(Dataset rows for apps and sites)
=======
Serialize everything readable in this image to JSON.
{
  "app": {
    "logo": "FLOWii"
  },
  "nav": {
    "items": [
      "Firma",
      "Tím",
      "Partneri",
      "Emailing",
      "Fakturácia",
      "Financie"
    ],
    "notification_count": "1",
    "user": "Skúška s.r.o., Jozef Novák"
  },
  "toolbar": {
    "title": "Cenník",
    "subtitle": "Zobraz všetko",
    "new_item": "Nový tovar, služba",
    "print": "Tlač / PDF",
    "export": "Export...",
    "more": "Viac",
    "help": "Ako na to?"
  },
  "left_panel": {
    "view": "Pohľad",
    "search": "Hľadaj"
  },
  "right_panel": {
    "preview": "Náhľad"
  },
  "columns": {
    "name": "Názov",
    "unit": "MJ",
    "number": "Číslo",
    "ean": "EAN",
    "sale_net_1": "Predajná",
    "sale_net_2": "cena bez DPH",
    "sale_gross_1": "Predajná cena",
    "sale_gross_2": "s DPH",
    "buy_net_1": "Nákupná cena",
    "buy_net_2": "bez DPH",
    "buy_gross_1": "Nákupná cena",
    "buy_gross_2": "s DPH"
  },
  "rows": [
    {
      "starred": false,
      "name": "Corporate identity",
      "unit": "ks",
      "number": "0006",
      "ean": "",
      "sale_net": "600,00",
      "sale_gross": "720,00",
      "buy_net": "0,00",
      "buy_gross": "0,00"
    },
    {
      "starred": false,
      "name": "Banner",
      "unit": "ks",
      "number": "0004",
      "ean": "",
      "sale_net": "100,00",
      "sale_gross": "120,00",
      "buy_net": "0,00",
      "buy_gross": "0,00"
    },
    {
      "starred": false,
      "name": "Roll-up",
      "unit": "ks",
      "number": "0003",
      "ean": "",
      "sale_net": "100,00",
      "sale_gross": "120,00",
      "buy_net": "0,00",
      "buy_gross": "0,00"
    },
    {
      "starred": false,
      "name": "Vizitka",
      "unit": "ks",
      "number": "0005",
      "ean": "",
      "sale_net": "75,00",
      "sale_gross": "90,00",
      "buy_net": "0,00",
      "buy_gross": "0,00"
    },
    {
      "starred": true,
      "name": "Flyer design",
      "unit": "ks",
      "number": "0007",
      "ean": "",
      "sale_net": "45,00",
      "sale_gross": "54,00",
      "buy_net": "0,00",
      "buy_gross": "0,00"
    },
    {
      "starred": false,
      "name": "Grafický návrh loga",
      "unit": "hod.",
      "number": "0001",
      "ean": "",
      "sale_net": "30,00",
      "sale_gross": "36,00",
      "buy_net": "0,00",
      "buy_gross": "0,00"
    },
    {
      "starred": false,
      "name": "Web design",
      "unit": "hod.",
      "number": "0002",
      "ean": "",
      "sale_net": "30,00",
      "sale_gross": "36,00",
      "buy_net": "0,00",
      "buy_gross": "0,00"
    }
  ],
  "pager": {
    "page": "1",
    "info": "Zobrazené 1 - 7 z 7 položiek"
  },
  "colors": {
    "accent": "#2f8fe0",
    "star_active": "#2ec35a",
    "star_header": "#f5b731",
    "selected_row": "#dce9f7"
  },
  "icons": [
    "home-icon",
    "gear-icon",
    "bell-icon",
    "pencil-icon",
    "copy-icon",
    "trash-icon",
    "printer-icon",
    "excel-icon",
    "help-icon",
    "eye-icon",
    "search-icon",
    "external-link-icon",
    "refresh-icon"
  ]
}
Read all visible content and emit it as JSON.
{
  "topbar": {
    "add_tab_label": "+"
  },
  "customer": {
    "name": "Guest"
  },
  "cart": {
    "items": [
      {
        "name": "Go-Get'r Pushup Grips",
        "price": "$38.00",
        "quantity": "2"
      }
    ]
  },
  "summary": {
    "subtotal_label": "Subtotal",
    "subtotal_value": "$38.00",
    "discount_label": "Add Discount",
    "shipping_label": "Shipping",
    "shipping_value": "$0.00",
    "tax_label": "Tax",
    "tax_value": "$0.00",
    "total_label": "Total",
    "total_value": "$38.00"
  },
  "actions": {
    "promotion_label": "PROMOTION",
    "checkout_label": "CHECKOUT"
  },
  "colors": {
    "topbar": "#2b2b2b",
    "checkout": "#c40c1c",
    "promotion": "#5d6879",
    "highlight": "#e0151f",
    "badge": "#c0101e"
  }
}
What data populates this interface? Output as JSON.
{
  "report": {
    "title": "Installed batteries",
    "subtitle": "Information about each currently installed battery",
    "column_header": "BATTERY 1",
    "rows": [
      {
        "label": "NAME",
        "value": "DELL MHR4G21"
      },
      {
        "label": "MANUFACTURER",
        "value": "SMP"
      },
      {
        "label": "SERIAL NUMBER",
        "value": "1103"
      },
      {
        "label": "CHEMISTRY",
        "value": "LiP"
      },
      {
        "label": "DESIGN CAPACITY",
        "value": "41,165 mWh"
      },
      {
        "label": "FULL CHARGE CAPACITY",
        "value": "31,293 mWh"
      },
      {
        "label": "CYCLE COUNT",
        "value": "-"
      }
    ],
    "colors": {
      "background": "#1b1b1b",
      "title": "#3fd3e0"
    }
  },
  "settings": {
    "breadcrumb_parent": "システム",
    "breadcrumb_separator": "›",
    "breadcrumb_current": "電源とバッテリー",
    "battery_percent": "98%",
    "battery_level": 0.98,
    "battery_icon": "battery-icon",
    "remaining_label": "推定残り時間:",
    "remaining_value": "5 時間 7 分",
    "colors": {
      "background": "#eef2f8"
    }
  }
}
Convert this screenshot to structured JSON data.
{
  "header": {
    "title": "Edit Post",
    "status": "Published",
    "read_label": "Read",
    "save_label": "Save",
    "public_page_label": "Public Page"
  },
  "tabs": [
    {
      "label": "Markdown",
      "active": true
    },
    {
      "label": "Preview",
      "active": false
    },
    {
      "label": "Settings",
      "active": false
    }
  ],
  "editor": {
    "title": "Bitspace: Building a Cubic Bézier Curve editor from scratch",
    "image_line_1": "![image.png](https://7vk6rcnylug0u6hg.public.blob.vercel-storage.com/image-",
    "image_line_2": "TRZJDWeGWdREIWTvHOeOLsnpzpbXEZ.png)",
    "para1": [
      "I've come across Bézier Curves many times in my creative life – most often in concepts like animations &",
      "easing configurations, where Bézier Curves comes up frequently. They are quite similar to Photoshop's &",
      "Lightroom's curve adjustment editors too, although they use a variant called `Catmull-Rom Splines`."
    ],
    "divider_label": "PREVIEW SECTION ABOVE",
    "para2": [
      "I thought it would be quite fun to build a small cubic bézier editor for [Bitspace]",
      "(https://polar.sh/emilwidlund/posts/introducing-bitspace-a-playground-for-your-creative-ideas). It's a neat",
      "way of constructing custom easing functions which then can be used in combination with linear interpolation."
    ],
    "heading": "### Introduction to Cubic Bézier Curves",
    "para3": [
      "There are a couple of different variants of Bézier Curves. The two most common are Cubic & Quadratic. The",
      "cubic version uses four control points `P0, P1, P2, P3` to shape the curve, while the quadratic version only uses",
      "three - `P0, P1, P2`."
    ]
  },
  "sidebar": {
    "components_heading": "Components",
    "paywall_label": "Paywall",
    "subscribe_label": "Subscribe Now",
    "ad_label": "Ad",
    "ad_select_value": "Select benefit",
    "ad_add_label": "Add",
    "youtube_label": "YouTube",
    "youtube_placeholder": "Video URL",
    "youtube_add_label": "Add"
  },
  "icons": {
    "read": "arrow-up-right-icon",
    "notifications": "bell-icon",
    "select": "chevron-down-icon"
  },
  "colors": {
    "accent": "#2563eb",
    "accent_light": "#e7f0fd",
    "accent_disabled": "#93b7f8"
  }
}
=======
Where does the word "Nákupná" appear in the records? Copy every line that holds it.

• _YOUR SOLUTION_:
    "buy_net_1": "Nákupná cena",
    "buy_gross_1": "Nákupná cena",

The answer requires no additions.